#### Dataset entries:
+ + + + + + +

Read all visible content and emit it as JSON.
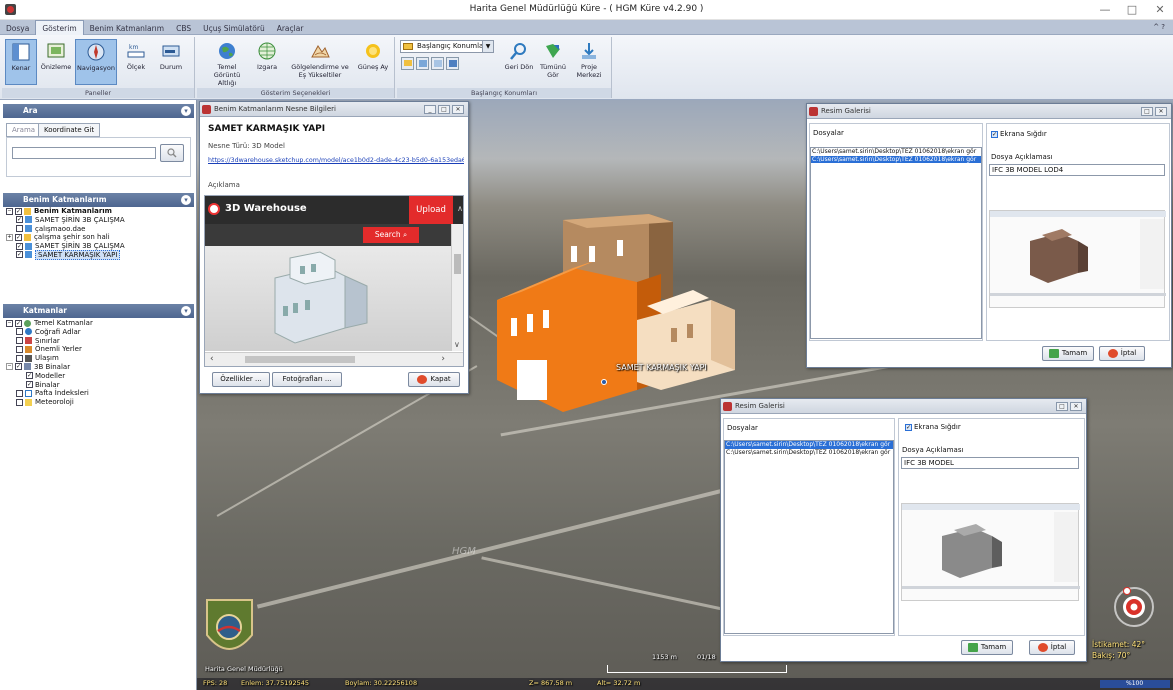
{
  "window": {
    "title": "Harita Genel Müdürlüğü Küre - ( HGM Küre v4.2.90 )",
    "min": "—",
    "max": "□",
    "close": "✕"
  },
  "menu": [
    "Dosya",
    "Gösterim",
    "Benim Katmanlarım",
    "CBS",
    "Uçuş Simülatörü",
    "Araçlar"
  ],
  "menu_right": "^ ?",
  "ribbon": {
    "panels": {
      "label": "Paneller",
      "buttons": [
        "Kenar",
        "Önizleme",
        "Navigasyon",
        "Ölçek",
        "Durum"
      ]
    },
    "display": {
      "label": "Gösterim Seçenekleri",
      "buttons": [
        "Temel Görüntü Altlığı",
        "Izgara",
        "Gölgelendirme ve Eş Yükseltiler",
        "Güneş Ay"
      ]
    },
    "start": {
      "label": "Başlangıç Konumları",
      "dropdown": "Başlangıç Konumları",
      "buttons": [
        "Geri Dön",
        "Tümünü Gör",
        "Proje Merkezi"
      ]
    }
  },
  "left": {
    "search": {
      "title": "Ara",
      "tabs": [
        "Arama",
        "Koordinate Git"
      ],
      "value": ""
    },
    "my_layers": {
      "title": "Benim Katmanlarım",
      "items": [
        "Benim Katmanlarım",
        "SAMET ŞİRİN 3B ÇALIŞMA",
        "çalışmaoo.dae",
        "çalışma şehir son hali",
        "SAMET ŞİRİN 3B ÇALIŞMA",
        "SAMET KARMAŞIK YAPI"
      ]
    },
    "layers": {
      "title": "Katmanlar",
      "items": [
        "Temel Katmanlar",
        "Coğrafi Adlar",
        "Sınırlar",
        "Önemli Yerler",
        "Ulaşım",
        "3B Binalar",
        "Modeller",
        "Binalar",
        "Pafta İndeksleri",
        "Meteoroloji"
      ]
    }
  },
  "info_window": {
    "title": "Benim Katmanlarım Nesne Bilgileri",
    "name": "SAMET KARMAŞIK YAPI",
    "type": "Nesne Türü: 3D Model",
    "link": "https://3dwarehouse.sketchup.com/model/ace1b0d2-dade-4c23-b5d0-6a153eda6281/S",
    "desc_label": "Açıklama",
    "warehouse": "3D Warehouse",
    "upload": "Upload",
    "search": "Search",
    "btn_props": "Özellikler ...",
    "btn_photos": "Fotoğrafları ...",
    "btn_close": "Kapat"
  },
  "gallery1": {
    "title": "Resim Galerisi",
    "files_label": "Dosyalar",
    "files": [
      "C:\\Users\\samet.sirin\\Desktop\\TEZ 01062018\\ekran gör",
      "C:\\Users\\samet.sirin\\Desktop\\TEZ 01062018\\ekran gör"
    ],
    "fit": "Ekrana Sığdır",
    "desc_label": "Dosya Açıklaması",
    "desc": "IFC 3B MODEL LOD4",
    "ok": "Tamam",
    "cancel": "İptal"
  },
  "gallery2": {
    "title": "Resim Galerisi",
    "files_label": "Dosyalar",
    "files": [
      "C:\\Users\\samet.sirin\\Desktop\\TEZ 01062018\\ekran gör",
      "C:\\Users\\samet.sirin\\Desktop\\TEZ 01062018\\ekran gör"
    ],
    "fit": "Ekrana Sığdır",
    "desc_label": "Dosya Açıklaması",
    "desc": "IFC 3B MODEL",
    "ok": "Tamam",
    "cancel": "İptal"
  },
  "map": {
    "building_label": "SAMET KARMAŞIK YAPI",
    "hgm": "HGM",
    "logo_text": "Harita Genel Müdürlüğü",
    "scale": "1153 m",
    "scale2": "01/18",
    "heading": "İstikamet: 42°",
    "tilt": "Bakış: 70°"
  },
  "status": {
    "fps": "FPS: 28",
    "lat": "Enlem: 37.75192545",
    "lon": "Boylam: 30.22256108",
    "z": "Z= 867.58 m",
    "alt": "Alt= 32.72 m",
    "progress": "%100"
  },
  "colors": {
    "accent": "#2a6fd6",
    "orange": "#f07a16",
    "tan": "#c89562",
    "cream": "#f3dcc0",
    "red": "#d9322a"
  }
}
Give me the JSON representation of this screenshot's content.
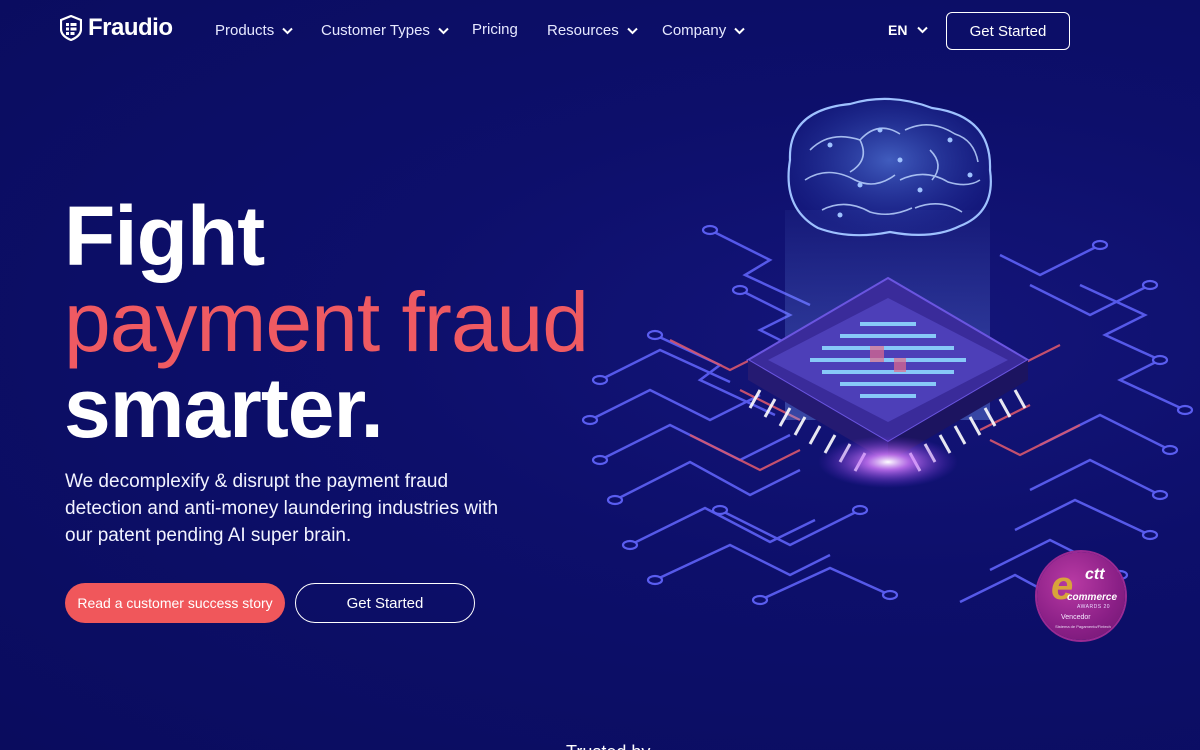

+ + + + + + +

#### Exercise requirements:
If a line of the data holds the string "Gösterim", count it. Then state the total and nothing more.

#### Response to this exercise:
2